Consol Energy community forum leaves West Virginia residents with more questions than answers about fracking
Note: This is the first installment in a series about fracking, (hydraulic fracturing for natural gas), controversial because of its impact on public safety and health, as well as the environment.
By Michael M. Barrick
JACKSON’S MILL, W.Va. – Myra Bonhage-Hale came to a community meeting here last evening, hoping to have her questions about the impact of fracking on her small unincorporated community of Alum Bridge answered by Consol Energy. Though she came with a handful of hand-made signs with questions on them, Bonhage-Hale left the meeting upset because the event allowed for only limited one-on-one discussions with various Consol officials and employees.

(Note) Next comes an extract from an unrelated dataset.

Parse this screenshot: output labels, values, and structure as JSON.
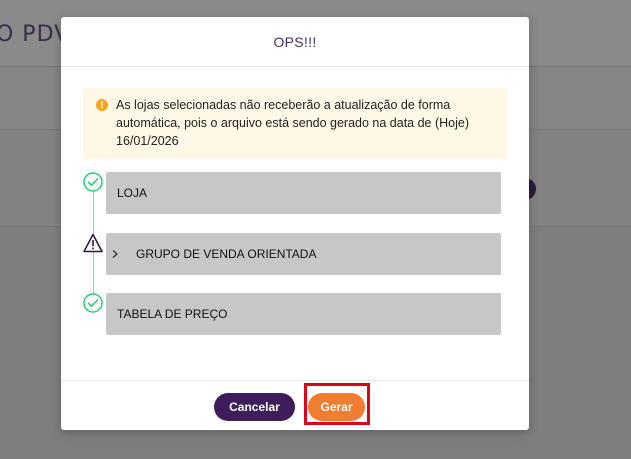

While the various booths set up by Consol staff at the Assembly Hall of Jackon’s Mill State 4-H Camp were situated to allow the public to ask questions, the sheer volume of people present made that nearly impossible. Indeed, upwards of 500 people turned out to a venue designed to hold far less people. Bonhage-Hale is from Lewis County, where the gathering was held. However, residents from all over the region, including neighboring Doddridge and Gilmer counties also attended, many of them expressing disgust that Consol did not hold a town-hall type of event.
As Diane Pitcock from Doddridge County expressed, “We expected an open forum where we could ask questions. Many of us may have questions that other people haven’t thought of. But that isn’t going to happen tonight.” Pitcock, if she had been given a chance to ask questions, would have peppered Consol officials with questions, as she has been dealing with the issues surrounding fracking for years on her farm near West Union. Indeed, in response to the experiences she and her neighbors have had, she organized a group known as West Virginia Host Farms that provides access for researchers, physicians, engineers, public health officials, journalists and other interested parties to fracking sites. Her purpose? She says, “In this rush to drill, they have not taken time to see the long-term effects.” She continued, “I’m a conservative Republican. Nobody would think of me as a tree-hugger. I know some people are supporting this because of the jobs, but this issue isn’t about jobs, it’s about public health. The water is polluted. Air quality is bad. The roads are being destroyed.” Indeed, on her website, Pitcock has numerous photos of the impact of fracking, including an overturned truck.
Indeed, the narrow roads throughout all of West Virginia make driving on them inherently dangerous. Adding oversized trucks with tremendous weights makes for dangerous driving and road surface deterioration. Additionally, just last year, an accident involving a truck hauling the brine water used for fracking, led to the death of two children in Harrison County, just to the east of Doddridge County.
Another Lewis County resident, Barbara Volk, told West Virginia Public Radio reporter Roxy Todd, “As a surface owner, I feel we are bulldozed. We are treated like we don’t exist and nobody cares. I did actually speak with someone. And he assured me that everything is going to be according to EPA regulations, and that the environment will be protected and the water will be protected. But frankly, from what I have seen in Doddridge County and surrounding areas, I don’t believe that’s going to be the case.”
To the west of Lewis County is Gilmer County. Diana Gooding, a resident there, drove the hour or so to attend the meeting. She offered, “Come see for yourself. I can show you the devastation.”
Meanwhile, Bonhage-Hale is still waiting for her questions to be answered. Standing outside of the Assembly Hall, she quietly held up her signs. Nobody from Consol stopped to talk with her.
© Michael M. Barrick/Appalachian Chronicle, 2014. Barrick is an expert in community preparedness and disaster management. Learn more about him here.